When an individual dies, the probate court assumes responsibility for distributing his assets. Married couples, however, often own property under joint tenancy with right to survivorship. Joint tenancy with right to survivorship ensures that the surviving spouse inherits the property even if her husband died without a will. Provided the individual can afford the mortgage payments, she can notify the mortgage lender of her husband's death and continue living in the home. Once notified of her husband's death, the mortgage company will remove the deceased's name from the mortgage loan.
Contact the mortgage lender. Ask which documents the mortgage lender needs to modify the mortgage and remove your deceased husband's name from the loan. All mortgage companies' policies differ regarding which documentation is necessary. Depending on your mortgage lender, it may mail you a form to fill out requesting that the company modify the names of the mortgage holders on the loan.

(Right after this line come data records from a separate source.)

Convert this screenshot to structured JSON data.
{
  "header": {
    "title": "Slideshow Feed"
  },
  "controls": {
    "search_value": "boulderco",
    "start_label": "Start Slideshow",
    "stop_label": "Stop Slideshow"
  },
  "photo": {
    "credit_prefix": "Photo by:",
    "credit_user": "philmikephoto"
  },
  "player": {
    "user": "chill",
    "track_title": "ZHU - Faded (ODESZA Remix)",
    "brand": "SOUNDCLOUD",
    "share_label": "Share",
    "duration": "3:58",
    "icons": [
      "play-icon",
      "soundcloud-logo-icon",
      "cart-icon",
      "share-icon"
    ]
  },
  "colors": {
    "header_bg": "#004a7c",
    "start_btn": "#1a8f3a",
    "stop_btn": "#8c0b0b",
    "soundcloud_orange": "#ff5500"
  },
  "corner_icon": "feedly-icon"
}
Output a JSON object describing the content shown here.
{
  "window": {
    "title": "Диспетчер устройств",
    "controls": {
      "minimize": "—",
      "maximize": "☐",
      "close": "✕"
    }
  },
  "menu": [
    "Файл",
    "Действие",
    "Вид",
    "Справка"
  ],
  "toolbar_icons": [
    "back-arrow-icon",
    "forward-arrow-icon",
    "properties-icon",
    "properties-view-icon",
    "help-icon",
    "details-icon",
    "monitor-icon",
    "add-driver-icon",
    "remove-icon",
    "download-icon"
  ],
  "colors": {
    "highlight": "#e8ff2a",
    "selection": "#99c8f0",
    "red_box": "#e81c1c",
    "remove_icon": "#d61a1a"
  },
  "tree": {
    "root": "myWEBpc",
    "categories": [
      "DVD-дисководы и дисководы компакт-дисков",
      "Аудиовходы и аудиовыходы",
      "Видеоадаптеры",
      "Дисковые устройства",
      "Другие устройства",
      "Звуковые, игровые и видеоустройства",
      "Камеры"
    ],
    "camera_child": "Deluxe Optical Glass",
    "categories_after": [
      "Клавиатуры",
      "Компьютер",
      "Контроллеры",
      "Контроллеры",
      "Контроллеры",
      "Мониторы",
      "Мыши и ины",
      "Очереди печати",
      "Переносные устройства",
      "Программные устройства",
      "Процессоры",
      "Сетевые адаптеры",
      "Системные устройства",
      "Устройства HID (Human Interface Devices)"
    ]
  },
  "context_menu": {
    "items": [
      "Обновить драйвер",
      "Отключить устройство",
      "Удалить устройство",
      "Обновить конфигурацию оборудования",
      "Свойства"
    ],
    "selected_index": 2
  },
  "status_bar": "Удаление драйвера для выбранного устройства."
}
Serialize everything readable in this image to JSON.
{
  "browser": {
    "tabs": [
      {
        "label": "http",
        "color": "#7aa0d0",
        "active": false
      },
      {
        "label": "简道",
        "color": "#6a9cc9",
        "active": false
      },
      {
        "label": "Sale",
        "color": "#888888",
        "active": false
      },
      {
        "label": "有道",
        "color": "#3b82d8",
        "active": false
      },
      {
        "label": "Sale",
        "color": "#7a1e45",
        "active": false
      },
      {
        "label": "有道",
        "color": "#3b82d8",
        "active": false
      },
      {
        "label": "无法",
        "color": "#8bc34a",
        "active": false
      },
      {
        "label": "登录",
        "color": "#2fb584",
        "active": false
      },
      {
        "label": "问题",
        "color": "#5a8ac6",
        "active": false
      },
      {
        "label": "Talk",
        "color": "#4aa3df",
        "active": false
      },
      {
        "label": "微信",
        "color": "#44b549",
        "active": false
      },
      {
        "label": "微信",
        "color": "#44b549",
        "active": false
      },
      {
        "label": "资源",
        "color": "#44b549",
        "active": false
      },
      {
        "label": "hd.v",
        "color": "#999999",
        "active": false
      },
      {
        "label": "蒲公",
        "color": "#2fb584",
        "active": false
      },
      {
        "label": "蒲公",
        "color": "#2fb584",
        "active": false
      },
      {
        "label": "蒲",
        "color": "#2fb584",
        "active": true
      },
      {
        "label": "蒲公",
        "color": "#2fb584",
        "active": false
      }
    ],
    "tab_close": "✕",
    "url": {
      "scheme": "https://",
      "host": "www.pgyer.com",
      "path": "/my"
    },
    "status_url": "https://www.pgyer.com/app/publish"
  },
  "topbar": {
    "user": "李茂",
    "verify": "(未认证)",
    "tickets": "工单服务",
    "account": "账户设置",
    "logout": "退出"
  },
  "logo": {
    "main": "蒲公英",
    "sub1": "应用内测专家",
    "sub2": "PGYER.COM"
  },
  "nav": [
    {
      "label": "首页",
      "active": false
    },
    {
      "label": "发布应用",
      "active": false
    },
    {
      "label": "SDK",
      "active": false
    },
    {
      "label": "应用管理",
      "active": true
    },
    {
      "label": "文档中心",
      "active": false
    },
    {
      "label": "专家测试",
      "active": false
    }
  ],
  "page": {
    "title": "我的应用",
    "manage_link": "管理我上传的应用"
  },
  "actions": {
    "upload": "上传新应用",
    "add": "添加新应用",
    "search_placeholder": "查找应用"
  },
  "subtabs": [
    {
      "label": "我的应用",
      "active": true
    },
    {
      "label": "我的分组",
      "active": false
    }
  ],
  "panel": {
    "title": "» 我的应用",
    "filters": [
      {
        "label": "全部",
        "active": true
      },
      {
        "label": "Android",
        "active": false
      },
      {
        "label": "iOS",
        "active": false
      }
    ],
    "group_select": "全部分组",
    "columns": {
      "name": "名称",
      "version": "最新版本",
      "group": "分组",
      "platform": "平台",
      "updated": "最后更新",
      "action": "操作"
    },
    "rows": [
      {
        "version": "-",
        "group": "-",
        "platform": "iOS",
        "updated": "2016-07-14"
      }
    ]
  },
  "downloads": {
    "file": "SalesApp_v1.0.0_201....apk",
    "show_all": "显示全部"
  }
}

Visit your county's vital statistics office. Request a copy of your spouse's death certificate. The vital statistics office charges a nominal fee for each death certificate. This fee varies by county.
Fill out any paperwork your mortgage lender sends you. Make copies of any other documentation the mortgage lender needs to remove your deceased spouse's name from the mortgage.
Write a letter to the lender reiterating your original request. You cannot guarantee that the same individual you spoke with on the telephone will be the one to process your paperwork. Writing a letter explaining your situation ensures that the department receiving your paperwork properly corrects your mortgage loan.
Mail the death certificate, your letter and any other necessary paperwork proving your husband's death to the mortgage lender's office.
Call your mortgage lender after 30 days and ask if the process of removing your deceased spouse's name from your mortgage loan is complete. If so, request written documentation that the loan now exists in your name only. Keep the documentation for your own records and to protect yourself in the even a dispute over the property ever arises.
If you have questions, seek the aid of a licensed attorney in your area. Check with your lender to see if your spouse held mortgage life insurance on the property. If he did, his life insurance will pay off the remaining loan balance upon his death. You will then own the home outright, making changing the names of the liable parties on the mortgage unnecessary. If you cannot visit the vital statistics office, you can request a copy of your spouse's death certificate by mail. If you choose this route, you must send the vital statistics office a written request for your spouse's death certificate. Include information that helps the office locate the correct death certificate, such as your spouse's full name, address and birth date.
Removing your spouse's name from the mortgage loan does not automatically remove his name from the mortgage title.